After some time in Andalucia (Province of Cadiz), where I spent three wonderful nights in Jerez (see related report), I drove to the vicinity of Vejer, to access two of my favorite seafood restaurants on the Costa de la Luz, in and near Barbate. I believe I’ve written about both EL CAMPERO and ANTONIO, on this site, earlier. (During that stay, I also dined twice at LA CASTILLERIA, famed especially for the quality of its beef, and other meats, but also most excellent for all the additional dishes that I sampled during both lunches).
From Jerez airport, I flew to Madrid, where I had planned to spend three nights, but fell so hard for the city on this visit that I extended my stay for one night so I could include one more restaurant. (I had been to Madrid quite a few times since I put my first step into Europe in this city, at the age of 17, many years ago.)
My visit coincided with a puente weekend, 18-20 March) so I had to arrange and re-arrange my schedule since many restaurants were closed on that Sunday and Monday, or had changed their hours.
TASQUITA DE ENFRENTE
I’d long wanted to dine at this restaurant, located just to the north of Gran Via and west of some of the main drags of Chueca (C/Hortaleza was a block or two to the east).
The dining room is sleek and handsome, and small and I booked well in advance.
Chef/Owner JuanJo Lopez (born in Madrid of Asturian and Andalucian parents–great combination as far as food goes…both among my current favorite regions in Spain, having spent time in recent years; alas, many food write-ups lost to the ether of Chowhound) emphasizes using few ingredients (I believe he states that he does not often use more than four ingredients in each dish, each ingredient, therefore, must obviously be of prime, super-prime quality. “Great product” is his calling card, and he says it much better than I could ever do in this video:

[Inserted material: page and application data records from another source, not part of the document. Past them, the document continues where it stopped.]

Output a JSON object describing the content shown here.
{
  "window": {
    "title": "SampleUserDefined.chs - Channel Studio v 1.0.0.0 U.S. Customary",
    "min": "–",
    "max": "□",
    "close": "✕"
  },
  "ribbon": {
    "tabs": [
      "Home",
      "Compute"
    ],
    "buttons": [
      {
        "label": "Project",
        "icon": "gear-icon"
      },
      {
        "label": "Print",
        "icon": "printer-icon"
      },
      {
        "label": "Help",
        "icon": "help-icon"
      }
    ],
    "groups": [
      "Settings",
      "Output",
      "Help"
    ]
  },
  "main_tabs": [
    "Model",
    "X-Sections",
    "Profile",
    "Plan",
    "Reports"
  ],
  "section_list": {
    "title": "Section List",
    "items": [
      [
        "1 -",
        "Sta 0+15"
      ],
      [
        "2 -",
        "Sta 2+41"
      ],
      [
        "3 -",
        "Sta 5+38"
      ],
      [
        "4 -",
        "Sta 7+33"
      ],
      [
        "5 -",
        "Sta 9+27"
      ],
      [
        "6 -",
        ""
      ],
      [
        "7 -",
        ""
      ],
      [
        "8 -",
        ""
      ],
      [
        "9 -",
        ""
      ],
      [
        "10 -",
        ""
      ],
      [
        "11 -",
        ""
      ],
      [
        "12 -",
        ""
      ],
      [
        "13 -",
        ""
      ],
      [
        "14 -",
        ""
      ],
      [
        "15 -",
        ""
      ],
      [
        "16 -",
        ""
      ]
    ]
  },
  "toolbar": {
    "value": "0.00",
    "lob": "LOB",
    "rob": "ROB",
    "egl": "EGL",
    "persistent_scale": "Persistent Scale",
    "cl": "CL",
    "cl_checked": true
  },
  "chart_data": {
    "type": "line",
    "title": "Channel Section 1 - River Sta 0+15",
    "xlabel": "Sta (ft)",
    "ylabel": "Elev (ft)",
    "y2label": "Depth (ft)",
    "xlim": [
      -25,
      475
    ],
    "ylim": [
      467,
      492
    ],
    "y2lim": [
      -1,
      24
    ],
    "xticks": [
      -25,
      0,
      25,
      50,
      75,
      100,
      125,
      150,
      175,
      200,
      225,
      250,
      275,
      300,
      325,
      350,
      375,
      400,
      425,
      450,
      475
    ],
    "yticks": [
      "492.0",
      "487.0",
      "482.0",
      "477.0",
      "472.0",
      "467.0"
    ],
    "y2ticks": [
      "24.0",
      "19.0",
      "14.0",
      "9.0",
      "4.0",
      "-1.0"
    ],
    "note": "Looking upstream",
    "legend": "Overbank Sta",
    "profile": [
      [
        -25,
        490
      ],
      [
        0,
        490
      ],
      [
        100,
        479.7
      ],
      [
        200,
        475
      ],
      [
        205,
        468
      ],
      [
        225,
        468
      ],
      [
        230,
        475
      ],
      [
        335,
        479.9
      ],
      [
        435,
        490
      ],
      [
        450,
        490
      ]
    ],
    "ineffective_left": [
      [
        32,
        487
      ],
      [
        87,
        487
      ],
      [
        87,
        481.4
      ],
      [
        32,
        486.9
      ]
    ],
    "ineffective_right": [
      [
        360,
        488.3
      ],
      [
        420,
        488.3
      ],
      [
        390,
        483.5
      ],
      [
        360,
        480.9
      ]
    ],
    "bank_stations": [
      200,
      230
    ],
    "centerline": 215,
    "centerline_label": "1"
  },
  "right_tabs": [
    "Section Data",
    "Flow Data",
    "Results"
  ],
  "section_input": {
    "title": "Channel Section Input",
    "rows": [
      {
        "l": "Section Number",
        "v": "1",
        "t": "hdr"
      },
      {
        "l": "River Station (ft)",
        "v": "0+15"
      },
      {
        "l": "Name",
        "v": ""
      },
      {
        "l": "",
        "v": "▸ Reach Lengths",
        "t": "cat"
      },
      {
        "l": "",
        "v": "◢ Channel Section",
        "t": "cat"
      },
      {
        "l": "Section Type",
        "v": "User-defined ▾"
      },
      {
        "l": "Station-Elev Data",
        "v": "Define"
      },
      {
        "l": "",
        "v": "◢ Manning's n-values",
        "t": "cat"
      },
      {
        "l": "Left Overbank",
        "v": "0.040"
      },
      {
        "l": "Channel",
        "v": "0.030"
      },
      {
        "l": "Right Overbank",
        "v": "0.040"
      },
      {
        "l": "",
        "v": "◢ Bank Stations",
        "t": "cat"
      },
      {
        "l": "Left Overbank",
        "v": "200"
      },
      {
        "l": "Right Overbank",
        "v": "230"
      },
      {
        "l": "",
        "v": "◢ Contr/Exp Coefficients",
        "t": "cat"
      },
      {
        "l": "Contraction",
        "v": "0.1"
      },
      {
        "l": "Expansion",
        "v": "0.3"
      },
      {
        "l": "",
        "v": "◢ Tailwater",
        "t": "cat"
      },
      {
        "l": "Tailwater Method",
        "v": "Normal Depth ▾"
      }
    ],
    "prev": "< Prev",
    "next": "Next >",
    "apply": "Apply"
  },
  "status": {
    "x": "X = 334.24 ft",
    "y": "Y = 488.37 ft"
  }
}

This is a small restaurant with a contemporary-art-filled dining room that I estimate holds about 10 tables, more or less. I’ve read and heard criticisms online about poor treatment of those not known to the house, especially non-Spanish speakers. To be frank, I did feel a bit pressed when St Lopez approached my table within 5 minutes of my being seated, and asked if I I had decided on my dinner selections. When I asked him for five MORE minutes, he acquiesced, and when he returned only about three minutes later, I did let him know that he needed to give me a bit more time, so tempting were so many of the offerings from the menu that changes daily, based on his purchases, mostly at Salamanca’s Mercado de La Paz (where I spent many, many hours during those four days). (see video , above, for more that)
From then on, I felt very comfortable at my small table, observing my fellow diners (there appeared to be one other table of non-native-Spanish speakers…sorry if I phrased this wrong). The rest appears to have been before; this was a Saturday night, not sure if that had any bearing on the clientele. But if you do not speak Spanish, and require some hand-holding from the chef/owner, this might not be your spot, although the wait staff (the staff attending my table did appear to speak English well) were extremely kind and most helpful in answering any questions I did not pose to the owner himself.
I loved my experience there, and would like to return; my limited appetite (part of its diminishment was thanks to the incredible breakfasts served at my hotel, which included a personal favorite, migas (with grapes!!) and a tortilla for one, impeccably cooked… not to mention top-quality jamones…and the eye I kept on my wallet, limited me to 3 dishes; portions were not large, but each one was impeccable and I would happily order each one of them again.
- Media Racion of house ensaladilla
- Cardo…Full racion: short cuts of cardoon, bathed in almond milk and topped with chiffonade (?) of black truffles. I’d never tasted cardoon before, although it is available in New York City Greenmarkets in season. This dish (owner advised me to drop my fork and eat with a spoon in order to reap the goodness of the almond milk bath) was memorable; delicious.
- Full racion of “pulpitos,” the tiniest, tiniest octopi (?) I’d ever had the incredible pleasure of eating. Cooked in their ink, these came for Palamos, a Catalunyan port northeast of Barcelona, legendary for the quality of its shellfish. Please may I be lucky enough to get there myself someday soon!
With one glass of white wine, total: euro 117.50. Note that portions might e considered small by those of a hearty appetite.
Now will attempt to add photos, and hope to return soon for the next, very different but wonderful, meal in Madrid:
Before I continue, I will post this, because I am seeing “open draft” and “create topic,” instead of a command to post…